═══ SOURCE RECORDS ═══
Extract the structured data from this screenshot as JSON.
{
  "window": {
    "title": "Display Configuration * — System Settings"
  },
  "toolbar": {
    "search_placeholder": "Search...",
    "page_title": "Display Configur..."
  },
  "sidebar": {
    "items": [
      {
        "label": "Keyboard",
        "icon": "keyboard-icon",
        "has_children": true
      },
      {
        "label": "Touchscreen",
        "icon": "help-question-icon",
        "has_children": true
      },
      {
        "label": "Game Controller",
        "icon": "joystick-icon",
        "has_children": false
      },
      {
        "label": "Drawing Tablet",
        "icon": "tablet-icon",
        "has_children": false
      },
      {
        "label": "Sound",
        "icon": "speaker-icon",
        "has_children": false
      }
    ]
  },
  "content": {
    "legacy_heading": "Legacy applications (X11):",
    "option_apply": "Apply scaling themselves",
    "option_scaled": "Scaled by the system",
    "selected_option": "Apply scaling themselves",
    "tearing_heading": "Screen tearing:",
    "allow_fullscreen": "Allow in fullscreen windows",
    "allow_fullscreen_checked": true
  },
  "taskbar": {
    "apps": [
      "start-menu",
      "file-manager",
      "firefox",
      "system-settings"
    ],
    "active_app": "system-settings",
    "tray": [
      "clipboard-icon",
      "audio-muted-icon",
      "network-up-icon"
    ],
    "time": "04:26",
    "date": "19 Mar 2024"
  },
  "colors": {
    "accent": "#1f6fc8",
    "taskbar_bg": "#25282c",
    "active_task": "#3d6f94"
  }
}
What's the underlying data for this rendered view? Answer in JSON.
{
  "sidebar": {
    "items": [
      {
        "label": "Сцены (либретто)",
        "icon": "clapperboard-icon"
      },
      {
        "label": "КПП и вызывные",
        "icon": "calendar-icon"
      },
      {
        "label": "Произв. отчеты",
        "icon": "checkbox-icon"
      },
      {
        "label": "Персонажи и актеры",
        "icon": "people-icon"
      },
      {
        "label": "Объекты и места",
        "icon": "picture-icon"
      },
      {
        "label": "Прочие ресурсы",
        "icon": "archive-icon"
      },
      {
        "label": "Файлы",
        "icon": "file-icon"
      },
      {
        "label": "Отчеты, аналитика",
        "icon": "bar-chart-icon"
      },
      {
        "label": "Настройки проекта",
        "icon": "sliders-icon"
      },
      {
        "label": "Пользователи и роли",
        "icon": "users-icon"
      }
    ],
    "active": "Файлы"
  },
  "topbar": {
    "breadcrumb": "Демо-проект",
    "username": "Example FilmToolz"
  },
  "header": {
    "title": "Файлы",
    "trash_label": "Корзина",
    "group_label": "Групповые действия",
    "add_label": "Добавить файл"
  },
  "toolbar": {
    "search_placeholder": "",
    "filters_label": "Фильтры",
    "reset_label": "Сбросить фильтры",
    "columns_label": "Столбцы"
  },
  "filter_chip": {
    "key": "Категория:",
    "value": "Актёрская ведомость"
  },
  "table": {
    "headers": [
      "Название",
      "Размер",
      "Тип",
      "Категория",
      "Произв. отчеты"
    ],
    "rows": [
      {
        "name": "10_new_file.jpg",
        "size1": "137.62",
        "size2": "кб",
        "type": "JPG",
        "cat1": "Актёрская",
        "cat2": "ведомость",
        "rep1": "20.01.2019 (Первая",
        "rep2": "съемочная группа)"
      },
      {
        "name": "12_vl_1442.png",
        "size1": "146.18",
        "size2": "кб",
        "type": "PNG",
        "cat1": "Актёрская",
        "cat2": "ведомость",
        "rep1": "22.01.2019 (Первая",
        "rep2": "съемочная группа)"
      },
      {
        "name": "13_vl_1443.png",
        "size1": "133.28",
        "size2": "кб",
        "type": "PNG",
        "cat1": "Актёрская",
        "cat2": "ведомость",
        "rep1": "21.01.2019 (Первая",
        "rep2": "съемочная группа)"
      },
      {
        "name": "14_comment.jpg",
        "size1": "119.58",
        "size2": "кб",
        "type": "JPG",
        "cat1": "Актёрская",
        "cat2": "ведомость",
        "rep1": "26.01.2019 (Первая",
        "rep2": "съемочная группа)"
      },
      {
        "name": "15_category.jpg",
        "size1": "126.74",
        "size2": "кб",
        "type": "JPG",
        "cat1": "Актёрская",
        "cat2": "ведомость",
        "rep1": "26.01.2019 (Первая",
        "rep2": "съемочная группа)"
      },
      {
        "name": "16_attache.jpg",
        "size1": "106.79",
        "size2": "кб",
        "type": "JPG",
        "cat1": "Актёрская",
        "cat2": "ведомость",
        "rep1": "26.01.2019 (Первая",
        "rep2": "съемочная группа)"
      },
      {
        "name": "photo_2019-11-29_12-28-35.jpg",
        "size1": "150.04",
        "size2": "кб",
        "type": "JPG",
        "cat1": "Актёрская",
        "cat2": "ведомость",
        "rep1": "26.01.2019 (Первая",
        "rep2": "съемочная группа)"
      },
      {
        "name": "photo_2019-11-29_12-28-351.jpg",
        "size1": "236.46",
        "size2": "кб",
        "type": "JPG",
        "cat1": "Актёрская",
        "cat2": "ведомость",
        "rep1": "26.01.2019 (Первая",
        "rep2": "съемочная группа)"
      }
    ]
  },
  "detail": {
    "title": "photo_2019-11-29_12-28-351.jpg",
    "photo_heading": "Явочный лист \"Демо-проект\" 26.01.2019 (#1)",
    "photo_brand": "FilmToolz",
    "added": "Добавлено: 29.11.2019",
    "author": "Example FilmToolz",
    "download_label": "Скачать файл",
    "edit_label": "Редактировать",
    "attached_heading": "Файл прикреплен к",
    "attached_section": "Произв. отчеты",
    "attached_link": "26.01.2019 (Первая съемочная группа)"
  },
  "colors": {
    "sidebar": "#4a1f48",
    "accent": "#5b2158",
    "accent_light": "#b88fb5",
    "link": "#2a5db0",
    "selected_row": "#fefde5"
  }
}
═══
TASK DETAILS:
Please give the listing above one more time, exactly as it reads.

RESPONSE TO THE EXERCISE:
Extract the structured data from this screenshot as JSON.
{
  "window": {
    "title": "Display Configuration * — System Settings"
  },
  "toolbar": {
    "search_placeholder": "Search...",
    "page_title": "Display Configur..."
  },
  "sidebar": {
    "items": [
      {
        "label": "Keyboard",
        "icon": "keyboard-icon",
        "has_children": true
      },
      {
        "label": "Touchscreen",
        "icon": "help-question-icon",
        "has_children": true
      },
      {
        "label": "Game Controller",
        "icon": "joystick-icon",
        "has_children": false
      },
      {
        "label": "Drawing Tablet",
        "icon": "tablet-icon",
        "has_children": false
      },
      {
        "label": "Sound",
        "icon": "speaker-icon",
        "has_children": false
      }
    ]
  },
  "content": {
    "legacy_heading": "Legacy applications (X11):",
    "option_apply": "Apply scaling themselves",
    "option_scaled": "Scaled by the system",
    "selected_option": "Apply scaling themselves",
    "tearing_heading": "Screen tearing:",
    "allow_fullscreen": "Allow in fullscreen windows",
    "allow_fullscreen_checked": true
  },
  "taskbar": {
    "apps": [
      "start-menu",
      "file-manager",
      "firefox",
      "system-settings"
    ],
    "active_app": "system-settings",
    "tray": [
      "clipboard-icon",
      "audio-muted-icon",
      "network-up-icon"
    ],
    "time": "04:26",
    "date": "19 Mar 2024"
  },
  "colors": {
    "accent": "#1f6fc8",
    "taskbar_bg": "#25282c",
    "active_task": "#3d6f94"
  }
}
What's the underlying data for this rendered view? Answer in JSON.
{
  "sidebar": {
    "items": [
      {
        "label": "Сцены (либретто)",
        "icon": "clapperboard-icon"
      },
      {
        "label": "КПП и вызывные",
        "icon": "calendar-icon"
      },
      {
        "label": "Произв. отчеты",
        "icon": "checkbox-icon"
      },
      {
        "label": "Персонажи и актеры",
        "icon": "people-icon"
      },
      {
        "label": "Объекты и места",
        "icon": "picture-icon"
      },
      {
        "label": "Прочие ресурсы",
        "icon": "archive-icon"
      },
      {
        "label": "Файлы",
        "icon": "file-icon"
      },
      {
        "label": "Отчеты, аналитика",
        "icon": "bar-chart-icon"
      },
      {
        "label": "Настройки проекта",
        "icon": "sliders-icon"
      },
      {
        "label": "Пользователи и роли",
        "icon": "users-icon"
      }
    ],
    "active": "Файлы"
  },
  "topbar": {
    "breadcrumb": "Демо-проект",
    "username": "Example FilmToolz"
  },
  "header": {
    "title": "Файлы",
    "trash_label": "Корзина",
    "group_label": "Групповые действия",
    "add_label": "Добавить файл"
  },
  "toolbar": {
    "search_placeholder": "",
    "filters_label": "Фильтры",
    "reset_label": "Сбросить фильтры",
    "columns_label": "Столбцы"
  },
  "filter_chip": {
    "key": "Категория:",
    "value": "Актёрская ведомость"
  },
  "table": {
    "headers": [
      "Название",
      "Размер",
      "Тип",
      "Категория",
      "Произв. отчеты"
    ],
    "rows": [
      {
        "name": "10_new_file.jpg",
        "size1": "137.62",
        "size2": "кб",
        "type": "JPG",
        "cat1": "Актёрская",
        "cat2": "ведомость",
        "rep1": "20.01.2019 (Первая",
        "rep2": "съемочная группа)"
      },
      {
        "name": "12_vl_1442.png",
        "size1": "146.18",
        "size2": "кб",
        "type": "PNG",
        "cat1": "Актёрская",
        "cat2": "ведомость",
        "rep1": "22.01.2019 (Первая",
        "rep2": "съемочная группа)"
      },
      {
        "name": "13_vl_1443.png",
        "size1": "133.28",
        "size2": "кб",
        "type": "PNG",
        "cat1": "Актёрская",
        "cat2": "ведомость",
        "rep1": "21.01.2019 (Первая",
        "rep2": "съемочная группа)"
      },
      {
        "name": "14_comment.jpg",
        "size1": "119.58",
        "size2": "кб",
        "type": "JPG",
        "cat1": "Актёрская",
        "cat2": "ведомость",
        "rep1": "26.01.2019 (Первая",
        "rep2": "съемочная группа)"
      },
      {
        "name": "15_category.jpg",
        "size1": "126.74",
        "size2": "кб",
        "type": "JPG",
        "cat1": "Актёрская",
        "cat2": "ведомость",
        "rep1": "26.01.2019 (Первая",
        "rep2": "съемочная группа)"
      },
      {
        "name": "16_attache.jpg",
        "size1": "106.79",
        "size2": "кб",
        "type": "JPG",
        "cat1": "Актёрская",
        "cat2": "ведомость",
        "rep1": "26.01.2019 (Первая",
        "rep2": "съемочная группа)"
      },
      {
        "name": "photo_2019-11-29_12-28-35.jpg",
        "size1": "150.04",
        "size2": "кб",
        "type": "JPG",
        "cat1": "Актёрская",
        "cat2": "ведомость",
        "rep1": "26.01.2019 (Первая",
        "rep2": "съемочная группа)"
      },
      {
        "name": "photo_2019-11-29_12-28-351.jpg",
        "size1": "236.46",
        "size2": "кб",
        "type": "JPG",
        "cat1": "Актёрская",
        "cat2": "ведомость",
        "rep1": "26.01.2019 (Первая",
        "rep2": "съемочная группа)"
      }
    ]
  },
  "detail": {
    "title": "photo_2019-11-29_12-28-351.jpg",
    "photo_heading": "Явочный лист \"Демо-проект\" 26.01.2019 (#1)",
    "photo_brand": "FilmToolz",
    "added": "Добавлено: 29.11.2019",
    "author": "Example FilmToolz",
    "download_label": "Скачать файл",
    "edit_label": "Редактировать",
    "attached_heading": "Файл прикреплен к",
    "attached_section": "Произв. отчеты",
    "attached_link": "26.01.2019 (Первая съемочная группа)"
  },
  "colors": {
    "sidebar": "#4a1f48",
    "accent": "#5b2158",
    "accent_light": "#b88fb5",
    "link": "#2a5db0",
    "selected_row": "#fefde5"
  }
}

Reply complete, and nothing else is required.